All these caveats don’t fully explain why the two deliberative bodies within the Capitol are examples that no country wants to emulate.  And there are a few more. There is some cooperation at the staff level, and examples of effective bi-partisan cooperation are occasionally on display, as with the passage of ­­­­ several jobs and tax bills in 2012 and 2015­­­­­­­­­­, and in recent bipartisan condemnation of the President’s withdrawal of support for the Kurds in Syria. But the oft-heard cliche is now true: Congress is a broken institution with public approval ratings to match.

While this branch of the federal establishment was not designed to work with the efficiency of a parliament, where a head of government is chosen from the party that wins a plurality of seats, congressional dysfunction now leaves so much on the table that needs to be addressed: everything from immigration reform to timely allocations of funds for infrastructure improvements. We knew this institution was in deep trouble recently when in 2013 a sizable number of members were ready to risk a government default and the dollar’s status as the world’s reserve currency: all for the purpose of pressing a dubious ideological point.

Members note that they no longer the case that they socialize after work or even share a meal while in session. 

What’s wrong?  What best practices for communicating in organizations are routinely ignored?  Briefly, some of the overwhelming problems on Capitol Hill have their origins in two ineffective communication patterns.

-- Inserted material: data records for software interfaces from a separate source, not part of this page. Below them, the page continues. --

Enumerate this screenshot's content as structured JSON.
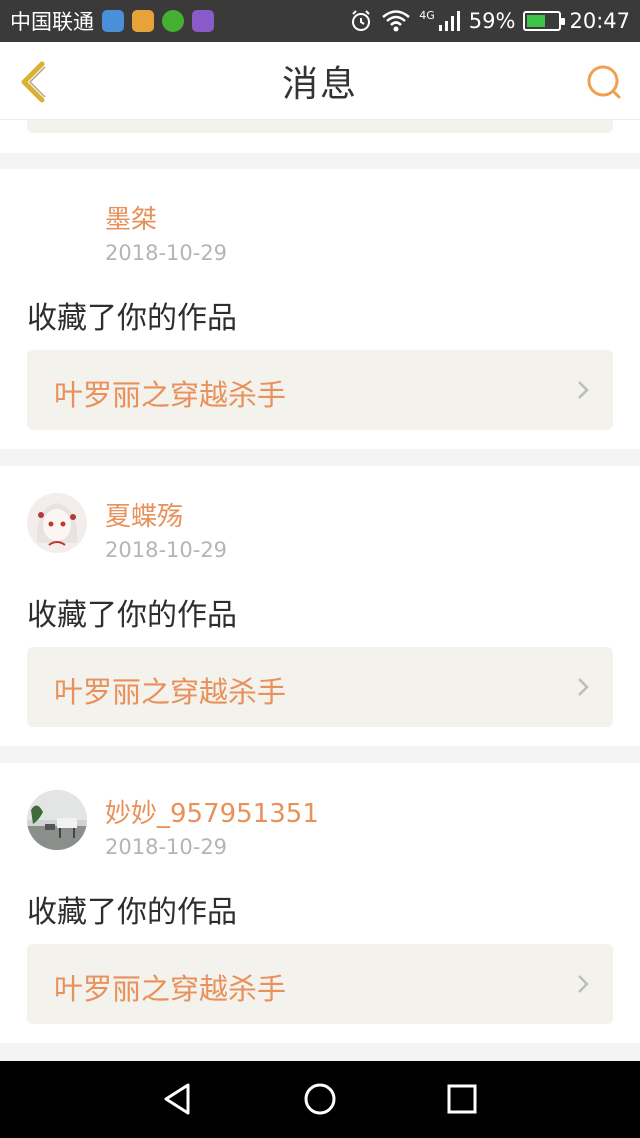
{
  "status_bar": {
    "carrier": "中国联通",
    "network": "4G",
    "battery": "59%",
    "time": "20:47",
    "icons": [
      "location-app-icon",
      "weibo-icon",
      "wechat-icon",
      "gallery-app-icon",
      "alarm-icon",
      "wifi-icon",
      "signal-icon",
      "battery-icon"
    ]
  },
  "header": {
    "title": "消息",
    "back_icon": "chevron-left-icon",
    "search_icon": "search-icon"
  },
  "colors": {
    "accent": "#e8915a",
    "link_bg": "#f4f2ec",
    "back_arrow": "#d9b233",
    "status_bg": "#3a3a3a"
  },
  "messages": [
    {
      "user": "墨桀",
      "date": "2018-10-29",
      "action": "收藏了你的作品",
      "work": "叶罗丽之穿越杀手",
      "avatar": "none"
    },
    {
      "user": "夏蝶殇",
      "date": "2018-10-29",
      "action": "收藏了你的作品",
      "work": "叶罗丽之穿越杀手",
      "avatar": "anime-girl-avatar"
    },
    {
      "user": "妙妙_957951351",
      "date": "2018-10-29",
      "action": "收藏了你的作品",
      "work": "叶罗丽之穿越杀手",
      "avatar": "room-photo-avatar"
    }
  ],
  "nav": {
    "icons": [
      "back-triangle-icon",
      "home-circle-icon",
      "recents-square-icon"
    ]
  }
}
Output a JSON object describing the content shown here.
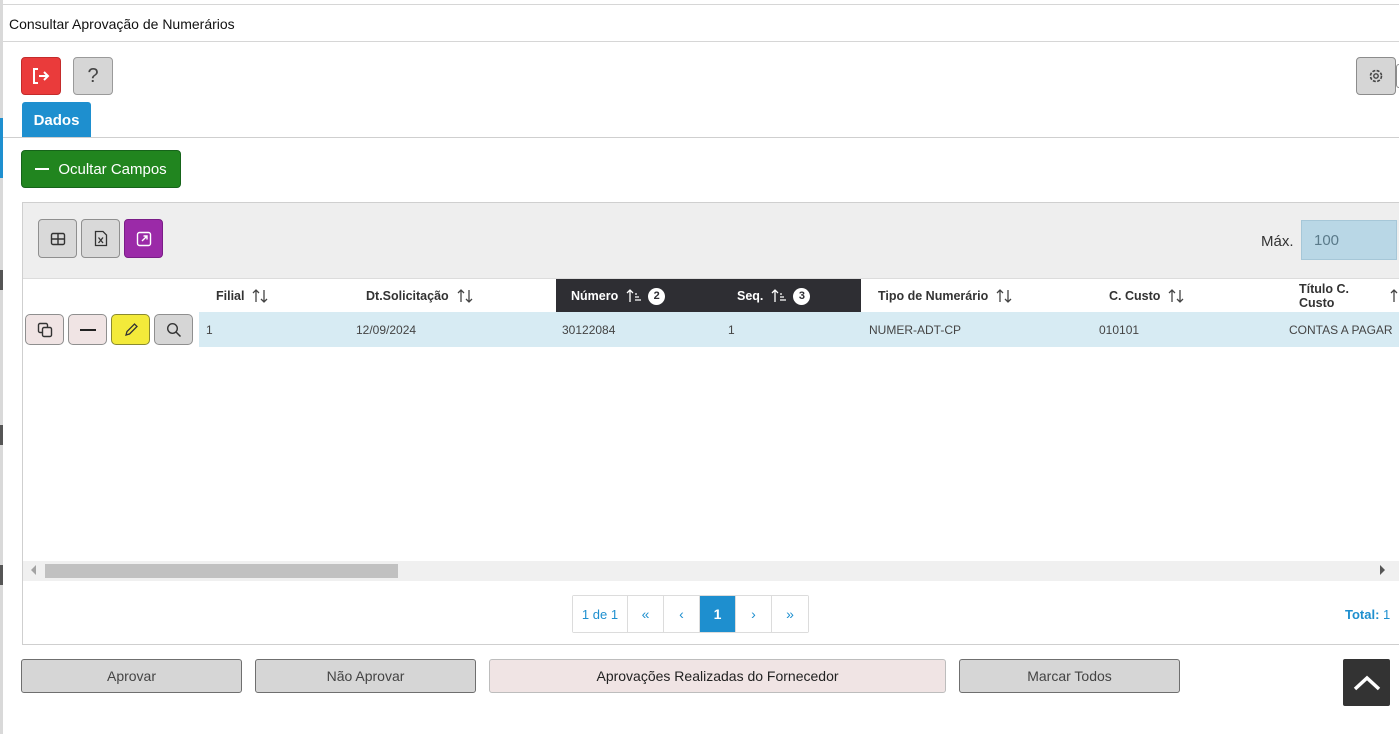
{
  "window": {
    "title": "Consultar Aprovação de Numerários"
  },
  "toolbar": {
    "exit_icon": "sign-out-icon",
    "help_label": "?",
    "settings_icon": "gear-icon",
    "colors": {
      "exit": "#ea3b3b",
      "help": "#d6d6d6"
    }
  },
  "tabs": [
    {
      "label": "Dados",
      "active": true
    }
  ],
  "toggle_fields": {
    "label": "Ocultar Campos",
    "icon": "minus-icon",
    "color": "#21851f"
  },
  "grid_toolbar": {
    "buttons": [
      {
        "icon": "grid-layout-icon"
      },
      {
        "icon": "excel-export-icon"
      },
      {
        "icon": "expand-icon",
        "color": "#9b2aa8"
      }
    ],
    "max_label": "Máx.",
    "max_value": "100"
  },
  "table": {
    "columns": [
      {
        "label": "Filial",
        "sorted": false
      },
      {
        "label": "Dt.Solicitação",
        "sorted": false
      },
      {
        "label": "Número",
        "sorted": true,
        "order": "2"
      },
      {
        "label": "Seq.",
        "sorted": true,
        "order": "3"
      },
      {
        "label": "Tipo de Numerário",
        "sorted": false
      },
      {
        "label": "C. Custo",
        "sorted": false
      },
      {
        "label": "Título C. Custo",
        "sorted": false
      }
    ],
    "rows": [
      {
        "actions": [
          "copy-icon",
          "minus-icon",
          "pencil-icon",
          "search-icon"
        ],
        "cells": [
          "1",
          "12/09/2024",
          "30122084",
          "1",
          "NUMER-ADT-CP",
          "010101",
          "CONTAS A PAGAR"
        ]
      }
    ]
  },
  "pagination": {
    "info": "1 de 1",
    "first": "«",
    "prev": "‹",
    "current": "1",
    "next": "›",
    "last": "»",
    "total_label": "Total:",
    "total_value": "1"
  },
  "actions": {
    "approve": "Aprovar",
    "reject": "Não Aprovar",
    "supplier_approvals": "Aprovações Realizadas do Fornecedor",
    "mark_all": "Marcar Todos"
  },
  "scroll_top_icon": "chevron-up-icon"
}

The first is that the body is obviously and hopelessly organized into factions—notably parties, special interest caucuses, and their media—making it likely that members will only work in groups rather than as a whole.  Since most of the process of legislating is done away from the floors of the House and Senate, it falls to party leaders, whips and members to work out in private and with their own caucuses what they will accept by way of a legislative agenda. Differences of opinion have fewer chances to be moderated in environments that would encourage conciliation.  The founders feared this hyper partisanship for good reason.  Indeed, Senate Leader Mitch McConnell moves so cautiously in his narrow partisan lane that it can be hard to tell if his image on a screen is a still photo or video.

This problem is compounded by a long tradition of individual offices set up as separate fiefdoms and spread over four buildings on the east side of the capitol. One wonders how different legislative life would be if the 100 members of the Senate worked in the conditions known to most of white-collar America:  in the same ‘cubicle farm’ spread over one floor. Support staffs who enable the isolation of members could be moved to lower floors. This would encourage more discussion across party lines and more functional coalition-building.

A second problem is the changing character of those seeking high public office. In the age of the internet and 24-hour news there seems to be more interest in the expressive possibilities of serving in public office than actually doing the work of governing.  The requirements to continually raise campaign funds and screen time are all-consuming.

In the lore of Congress there has always been an expectation that the “show horses” would sometimes win out over the “work horses.”  A retired Lyndon Johnson once complained to a CBS producer about the “pretty boys” created by the growth of television.  The former Senate Majority leader’s point was that visual media gave rise to a new breed of members more interested in the theater of politics than finding ways to bridge differences.

Congress is simply the best example of the price we can pay when the rewards of public performance are greater than those of private negotiation.  So it offers some cautionary reminders to the rest of us working in complex bureaucracies. First, we can’t afford to isolate ourselves from others we expect to sign on to our initiatives. Leading  effectively still means using communication to build and sustain relations with those who have different views.  In addition, since its a solid axiom that we more easily find comity in small groups, trying to forge leadership from large bodies needs to be seen for the problem it frequently is: the organizational equivalent of trying to get even a few dozen college professors to form a single straight line.